As a student of art history, one of my favorite parts of exams was the slide comparison, looking at two works of art in relation to each other. Yes, perhaps it is a bit nerdy of me to admit, but what I found fascinating about this exercise was that it opened up a range of possible connections between the works that I might not normally explore. Read more

February 17, 2010  |  Behind the Scenes
MoMA Offsite: The Tricks of Today are the Truths of Tomorrow

From left: Man Ray. Gift. c. 1958 (replica of 1921 original). Painted flatiron with row of thirteen tacks, heads glued to bottom. The Museum of Modern Art. James Thrall Soby Fund. Man Ray. Untitled. 1908. Ink and pencil on paper. The Museum of Modern Art. Gift of Silvia Pizitz. Both works © 2010 Man Ray Trust/Artists Rights Society (ARS), New York/ ADAGP, Paris

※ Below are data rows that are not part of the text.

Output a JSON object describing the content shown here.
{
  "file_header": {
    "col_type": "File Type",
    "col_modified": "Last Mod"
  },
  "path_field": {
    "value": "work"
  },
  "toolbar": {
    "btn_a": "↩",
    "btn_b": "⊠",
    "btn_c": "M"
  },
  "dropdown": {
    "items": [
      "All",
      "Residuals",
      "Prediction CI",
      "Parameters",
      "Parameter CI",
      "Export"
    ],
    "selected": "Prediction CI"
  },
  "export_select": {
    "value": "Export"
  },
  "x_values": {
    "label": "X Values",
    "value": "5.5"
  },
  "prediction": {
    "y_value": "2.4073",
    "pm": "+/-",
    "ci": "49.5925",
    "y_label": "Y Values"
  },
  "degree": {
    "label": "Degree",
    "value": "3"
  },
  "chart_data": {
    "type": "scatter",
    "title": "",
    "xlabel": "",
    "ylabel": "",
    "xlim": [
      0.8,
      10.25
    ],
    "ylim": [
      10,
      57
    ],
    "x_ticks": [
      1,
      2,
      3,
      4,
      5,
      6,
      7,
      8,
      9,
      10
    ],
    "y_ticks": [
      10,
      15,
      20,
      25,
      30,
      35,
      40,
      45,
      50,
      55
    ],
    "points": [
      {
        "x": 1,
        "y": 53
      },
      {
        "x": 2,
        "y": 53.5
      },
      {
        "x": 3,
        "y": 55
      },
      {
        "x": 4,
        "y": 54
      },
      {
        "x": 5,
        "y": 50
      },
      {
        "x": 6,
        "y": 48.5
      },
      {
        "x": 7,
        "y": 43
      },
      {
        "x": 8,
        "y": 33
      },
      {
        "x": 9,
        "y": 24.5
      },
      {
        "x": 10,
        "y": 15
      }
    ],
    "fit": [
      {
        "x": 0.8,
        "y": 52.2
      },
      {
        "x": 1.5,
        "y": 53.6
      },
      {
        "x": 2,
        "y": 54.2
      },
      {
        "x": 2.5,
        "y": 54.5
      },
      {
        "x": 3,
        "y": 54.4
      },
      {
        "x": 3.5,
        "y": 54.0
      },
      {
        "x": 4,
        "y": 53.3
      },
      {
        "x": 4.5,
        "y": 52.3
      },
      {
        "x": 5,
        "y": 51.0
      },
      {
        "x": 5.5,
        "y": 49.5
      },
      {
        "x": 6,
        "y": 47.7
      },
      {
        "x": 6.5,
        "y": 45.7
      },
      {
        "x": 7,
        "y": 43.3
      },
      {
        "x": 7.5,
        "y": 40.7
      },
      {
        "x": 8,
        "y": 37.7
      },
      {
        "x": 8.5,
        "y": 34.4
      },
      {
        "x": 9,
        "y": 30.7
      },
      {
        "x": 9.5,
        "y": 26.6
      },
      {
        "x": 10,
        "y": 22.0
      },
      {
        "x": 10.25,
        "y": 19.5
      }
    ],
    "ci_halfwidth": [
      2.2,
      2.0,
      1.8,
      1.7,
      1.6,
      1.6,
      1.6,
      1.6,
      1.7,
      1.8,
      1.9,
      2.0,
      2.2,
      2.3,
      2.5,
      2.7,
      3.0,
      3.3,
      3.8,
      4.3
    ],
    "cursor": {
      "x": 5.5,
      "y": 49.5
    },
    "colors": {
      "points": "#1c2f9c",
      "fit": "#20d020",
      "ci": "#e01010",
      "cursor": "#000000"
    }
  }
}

In my last MoMA Offsite (which, as it happens, was also the first-ever MoMA Offsite), I set the agenda for this column, which is to reveal and discuss MoMA collection works on loan to other institutions. I chose to explore both works that are infrequently on view here at Fifty-third Street as well as those that are regular residents in our galleries, assuming that each entry would take me to different artists from different time periods, featured in different shows in different parts of the world. But in the infancy of this mission I am already going to break the pattern by speaking exclusively this week about one artist and one show, just up the road: Alias Man Ray: The Art of Reinvention, on view at The Jewish Museum through March 14. Read more